** Exercise input **

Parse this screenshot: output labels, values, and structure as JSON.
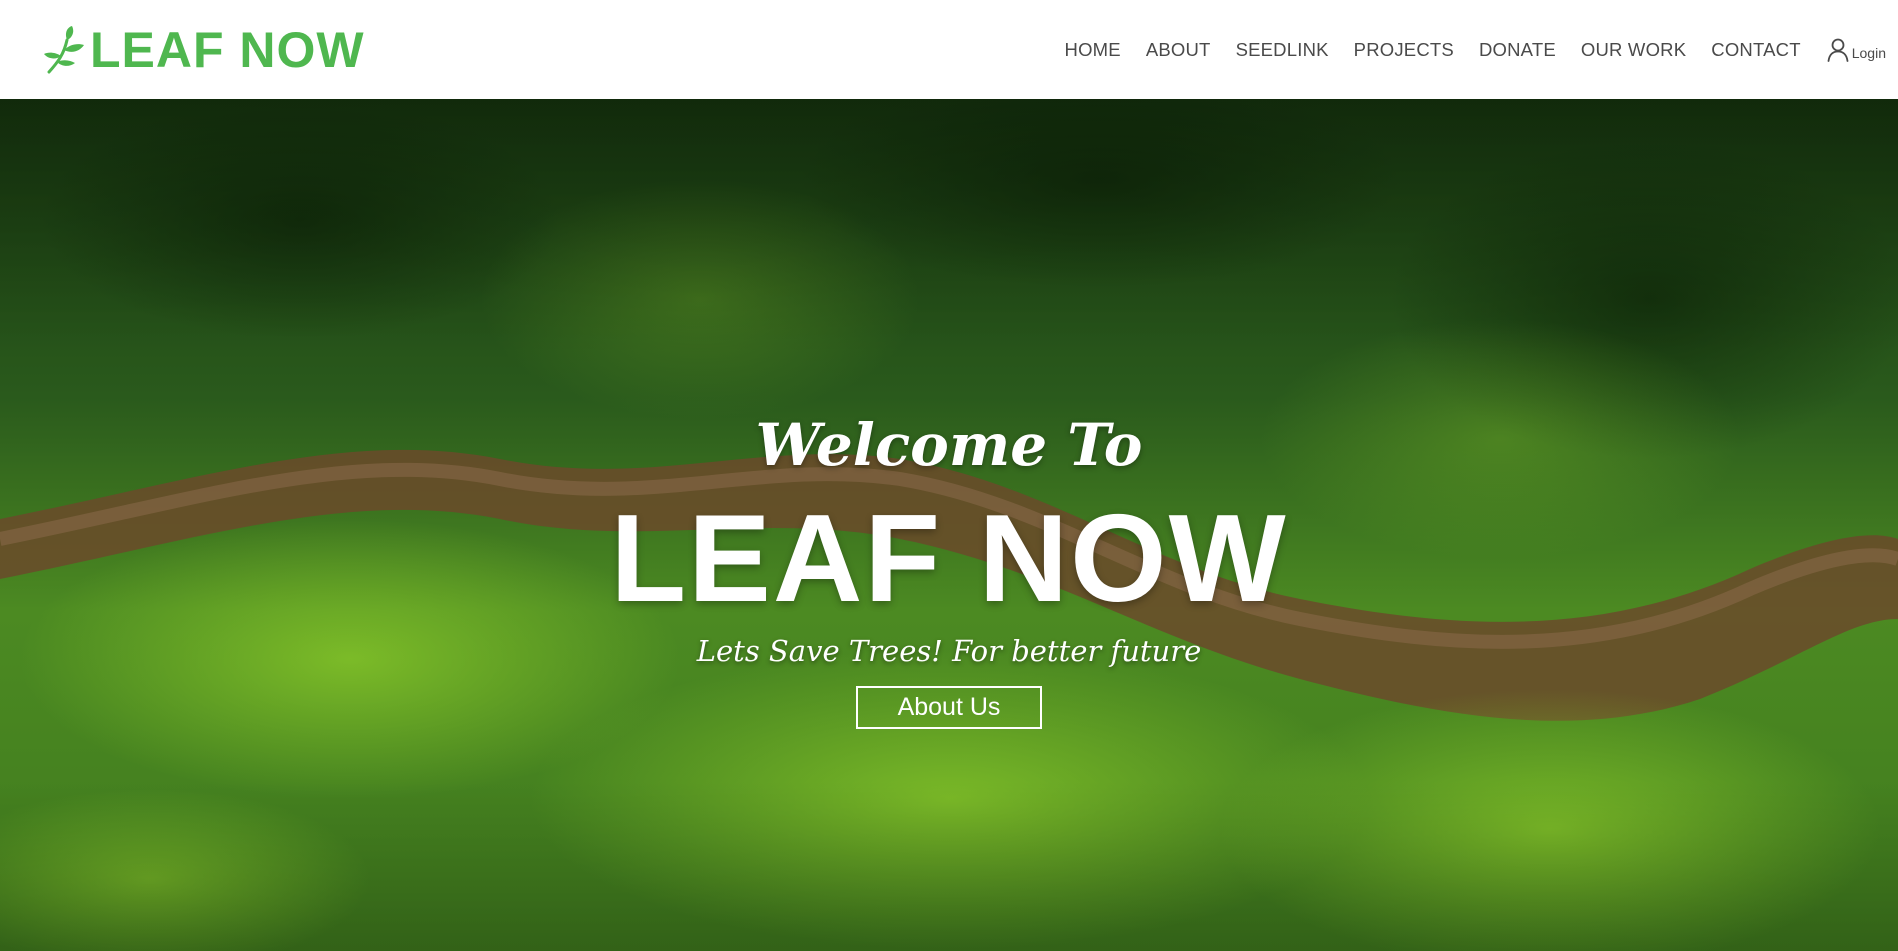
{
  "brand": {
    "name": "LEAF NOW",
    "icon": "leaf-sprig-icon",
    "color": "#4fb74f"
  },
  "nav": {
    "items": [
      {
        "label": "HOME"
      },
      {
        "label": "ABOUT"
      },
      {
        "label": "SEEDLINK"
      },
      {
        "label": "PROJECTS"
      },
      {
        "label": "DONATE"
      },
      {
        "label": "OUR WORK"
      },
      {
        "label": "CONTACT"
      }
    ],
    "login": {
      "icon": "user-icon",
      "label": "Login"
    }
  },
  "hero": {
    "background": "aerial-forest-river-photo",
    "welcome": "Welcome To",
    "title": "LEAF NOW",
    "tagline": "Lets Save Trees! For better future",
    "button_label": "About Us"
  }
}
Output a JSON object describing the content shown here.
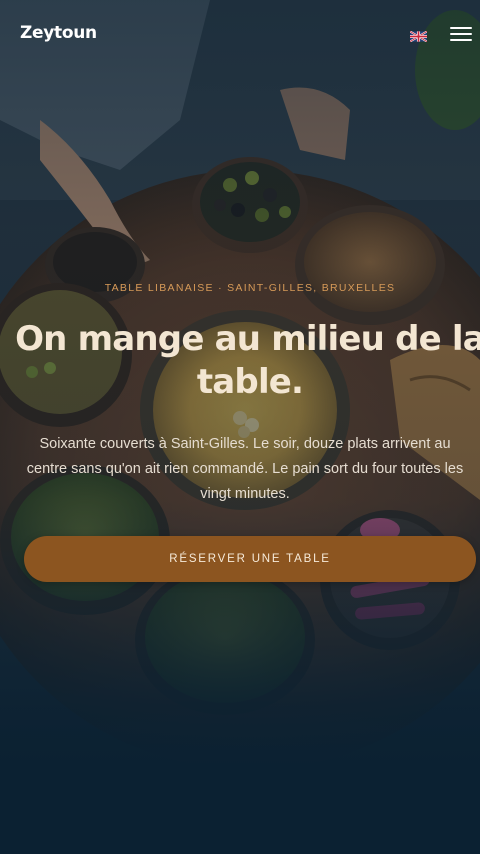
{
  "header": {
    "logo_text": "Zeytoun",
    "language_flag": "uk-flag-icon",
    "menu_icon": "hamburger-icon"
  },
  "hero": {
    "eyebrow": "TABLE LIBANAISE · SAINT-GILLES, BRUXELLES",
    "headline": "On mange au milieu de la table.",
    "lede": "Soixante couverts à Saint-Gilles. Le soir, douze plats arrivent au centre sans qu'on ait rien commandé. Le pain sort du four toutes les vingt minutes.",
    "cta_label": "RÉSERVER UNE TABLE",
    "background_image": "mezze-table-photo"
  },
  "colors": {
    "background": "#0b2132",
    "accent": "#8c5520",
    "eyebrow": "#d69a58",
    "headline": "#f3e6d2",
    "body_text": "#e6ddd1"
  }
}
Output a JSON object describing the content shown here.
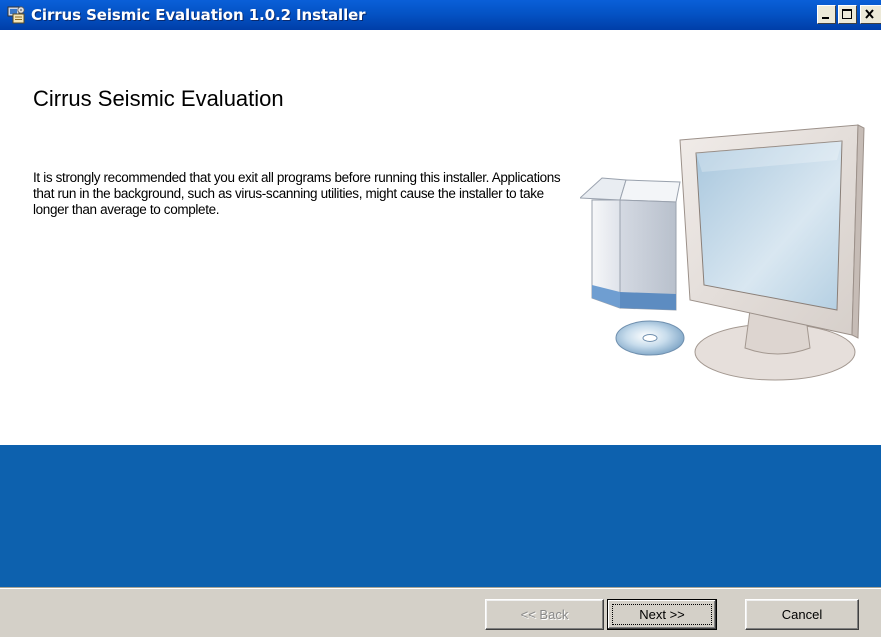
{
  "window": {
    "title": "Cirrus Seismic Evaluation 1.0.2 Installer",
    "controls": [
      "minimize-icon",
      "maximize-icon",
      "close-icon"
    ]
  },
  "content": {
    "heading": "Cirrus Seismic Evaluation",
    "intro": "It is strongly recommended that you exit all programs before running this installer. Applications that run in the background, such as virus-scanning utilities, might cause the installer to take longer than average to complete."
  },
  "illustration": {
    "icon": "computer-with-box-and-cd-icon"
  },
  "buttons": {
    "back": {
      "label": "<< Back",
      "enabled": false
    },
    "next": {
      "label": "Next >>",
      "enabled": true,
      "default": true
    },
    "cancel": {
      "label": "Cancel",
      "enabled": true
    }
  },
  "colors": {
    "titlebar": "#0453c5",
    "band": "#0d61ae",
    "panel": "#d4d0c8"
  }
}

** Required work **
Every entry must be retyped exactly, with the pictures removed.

** Answer to the exercise **
Parse this screenshot: output labels, values, and structure as JSON.
{
  "brand": {
    "name": "LEAF NOW",
    "icon": "leaf-sprig-icon",
    "color": "#4fb74f"
  },
  "nav": {
    "items": [
      {
        "label": "HOME"
      },
      {
        "label": "ABOUT"
      },
      {
        "label": "SEEDLINK"
      },
      {
        "label": "PROJECTS"
      },
      {
        "label": "DONATE"
      },
      {
        "label": "OUR WORK"
      },
      {
        "label": "CONTACT"
      }
    ],
    "login": {
      "icon": "user-icon",
      "label": "Login"
    }
  },
  "hero": {
    "background": "aerial-forest-river-photo",
    "welcome": "Welcome To",
    "title": "LEAF NOW",
    "tagline": "Lets Save Trees! For better future",
    "button_label": "About Us"
  }
}
Output a JSON object describing the content shown here.
{
  "header": {
    "logo_text": "Zeytoun",
    "language_flag": "uk-flag-icon",
    "menu_icon": "hamburger-icon"
  },
  "hero": {
    "eyebrow": "TABLE LIBANAISE · SAINT-GILLES, BRUXELLES",
    "headline": "On mange au milieu de la table.",
    "lede": "Soixante couverts à Saint-Gilles. Le soir, douze plats arrivent au centre sans qu'on ait rien commandé. Le pain sort du four toutes les vingt minutes.",
    "cta_label": "RÉSERVER UNE TABLE",
    "background_image": "mezze-table-photo"
  },
  "colors": {
    "background": "#0b2132",
    "accent": "#8c5520",
    "eyebrow": "#d69a58",
    "headline": "#f3e6d2",
    "body_text": "#e6ddd1"
  }
}
Output a JSON object describing the content shown here.
{
  "window": {
    "title": "Cirrus Seismic Evaluation 1.0.2 Installer",
    "controls": [
      "minimize-icon",
      "maximize-icon",
      "close-icon"
    ]
  },
  "content": {
    "heading": "Cirrus Seismic Evaluation",
    "intro": "It is strongly recommended that you exit all programs before running this installer. Applications that run in the background, such as virus-scanning utilities, might cause the installer to take longer than average to complete."
  },
  "illustration": {
    "icon": "computer-with-box-and-cd-icon"
  },
  "buttons": {
    "back": {
      "label": "<< Back",
      "enabled": false
    },
    "next": {
      "label": "Next >>",
      "enabled": true,
      "default": true
    },
    "cancel": {
      "label": "Cancel",
      "enabled": true
    }
  },
  "colors": {
    "titlebar": "#0453c5",
    "band": "#0d61ae",
    "panel": "#d4d0c8"
  }
}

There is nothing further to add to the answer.